He didn’t think it was strange at all, that… He was up on stage in front of 1,500 people… Or that he was eating raw onions that supposedly tasted like sweet apples…. Or that he would start taking all his clothes off when he heard a certain song… Or that he was stuck to a chair that he couldn’t get out of for 10 minutes…. Or that he was trying to feed a carrot to a wooden horse…. Or that he believed the number 3 didn’t exist so when he counted his fingers, he had 11 digits… despite him working for a bank!
He said he was just performing for the benefit of the show, which I guess on some level is how ‘response to suggestion’ works… which is at the core of hypnotism.
Anyway, as you can probably guess, the star of the show every night as always, was the great Glasgow public.
There was always a gallus wee punter telling the hypnotist to ‘f*ck off ya clown!’ or a schemie laying into him with ‘do ya think I’m buttoned up the back, ya dobber!’.
At the height of his popularity this dobber was earning £25,000 per week, had added a Bengal tiger a set of gallows and a spaceship to his act and was swanning about in a Rolls Royce.
Things didn’t end well for Halpern though.
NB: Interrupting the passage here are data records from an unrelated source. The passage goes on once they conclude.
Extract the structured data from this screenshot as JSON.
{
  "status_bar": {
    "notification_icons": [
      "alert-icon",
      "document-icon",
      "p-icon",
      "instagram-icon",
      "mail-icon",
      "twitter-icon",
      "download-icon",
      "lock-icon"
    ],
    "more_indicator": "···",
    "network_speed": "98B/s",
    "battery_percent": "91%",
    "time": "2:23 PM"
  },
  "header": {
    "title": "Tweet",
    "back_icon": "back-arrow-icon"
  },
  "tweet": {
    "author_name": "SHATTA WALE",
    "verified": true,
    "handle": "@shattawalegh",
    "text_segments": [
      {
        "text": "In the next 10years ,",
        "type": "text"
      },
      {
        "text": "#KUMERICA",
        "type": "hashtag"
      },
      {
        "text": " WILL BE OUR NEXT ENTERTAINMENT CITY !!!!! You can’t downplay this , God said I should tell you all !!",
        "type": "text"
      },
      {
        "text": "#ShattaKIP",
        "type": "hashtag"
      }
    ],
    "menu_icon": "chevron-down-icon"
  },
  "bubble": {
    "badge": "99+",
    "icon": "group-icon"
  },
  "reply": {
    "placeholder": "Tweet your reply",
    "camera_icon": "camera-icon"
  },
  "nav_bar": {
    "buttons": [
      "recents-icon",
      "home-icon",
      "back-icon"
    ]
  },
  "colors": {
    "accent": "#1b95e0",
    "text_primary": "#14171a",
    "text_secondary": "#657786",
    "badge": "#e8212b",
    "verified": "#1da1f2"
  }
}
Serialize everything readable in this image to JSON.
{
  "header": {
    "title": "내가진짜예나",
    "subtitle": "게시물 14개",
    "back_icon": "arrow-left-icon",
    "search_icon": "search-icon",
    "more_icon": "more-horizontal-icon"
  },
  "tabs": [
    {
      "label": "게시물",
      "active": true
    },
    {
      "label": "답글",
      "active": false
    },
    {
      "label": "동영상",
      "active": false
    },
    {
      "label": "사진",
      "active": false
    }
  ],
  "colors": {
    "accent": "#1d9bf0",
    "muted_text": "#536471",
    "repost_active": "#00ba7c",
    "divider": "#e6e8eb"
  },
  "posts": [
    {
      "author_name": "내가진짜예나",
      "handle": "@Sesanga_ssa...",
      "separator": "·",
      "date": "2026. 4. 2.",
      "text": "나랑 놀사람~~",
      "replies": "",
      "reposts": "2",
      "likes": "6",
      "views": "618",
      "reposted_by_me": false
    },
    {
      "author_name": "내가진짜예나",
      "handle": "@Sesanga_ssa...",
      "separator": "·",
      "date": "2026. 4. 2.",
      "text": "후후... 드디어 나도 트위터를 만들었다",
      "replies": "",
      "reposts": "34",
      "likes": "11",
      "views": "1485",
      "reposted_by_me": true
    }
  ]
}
A girl hypnotised by him marched off the front of the stage into the orchestra pit, when as part of the act he’d convinced her she needed a pee and was desperate for the bathroom. She broke her leg, damaged her back and sued.
Halpern, a regular at the casinos, was by now allegedly bankrupt.
Even though I knew the drill I miss those shows, they were funny, chaotic, very live and obviously spontaneous.
One of my favourite parts was the wooden horse routine –
“when you wake up you will see a beautiful stallion, a Grand National winner, you love that horse and no one else is allowed to go near it, if anyone touches your horse you will be livid…. 1-2-3 Wake Up!”
Cue wee Glasgow punter when he wakes up and sees another wee Glasgow punter sitting on the wooden horse – “hey you, ya thieving b*stard, get aff my f*cking horse!!!”
3) Laugh out loud movies:
I never laughed so much in the cinema as I did in the 70s – Blazing Saddles, Life of Brian, Kentucky Fried Movie, Young Frankenstein, The Jerk, *Caddyshack, *Airplane, etc…
(*the last two were actually released early in 1980 but were devised & written in the 70s and filmed in 79, so I’m claiming them for the 70s)
Don’t get me wrong there have been some great comedies in subsequent decades – Borat, Step Brothers, In Bruges, In the Loop, etc, but nothing quite as hilarious as Mel Brooks and The Pythons at their best.
The depressing thing about a lot of those 70s movies however is that none of them would get made in todays ‘cancel culture’.
Don’t get me wrong, if something is genuinely offensive then it shouldn’t see the light of day, but nowadays a big section of society gets offended by everything and being outraged seems to give some people the right to take the moral high ground and say ‘I’m offended therefore I’m principled’…. permitting them to jump on whatever bandwagon is rolling through social media that week.
Creatively, this leads to a culture of fear and reduces risk taking, which in turn stymies talent and imagination.
Take Blazing Saddles as an example.. as brilliant as it is, that screenplay would never be pitched to studio execs today.
It’s mistakenly referred to as a racist movie by some, when in fact it’s actually one of the greatest anti-racist movies of all time…
Co-written by Richard Pryor, who also advised on the language, the films original title was Tex X: it was planned to be an homage to Malcolm X, and was conceived from the outset as an unflinching attack on racism
True, it requires a modicum of critical thinking to work out who the butt of the satire, sarcasm and absurdity is aimed at, but surely we can trust the general public to work that out for themselves without the need for a ‘3-minute racism warning message’ recently added to the start of Blazing Saddles (and Gone With the Wind) on HBO in America.
Likewise, was The Life of Brian really blasphemous or was Brian just “A very naughty boy” who happened to be born next door and on the same day as Jesus?
On reflection, maybe I’m using Movies as a means of bitching about todays ‘woke culture’, so I best stop there before I get cancelled!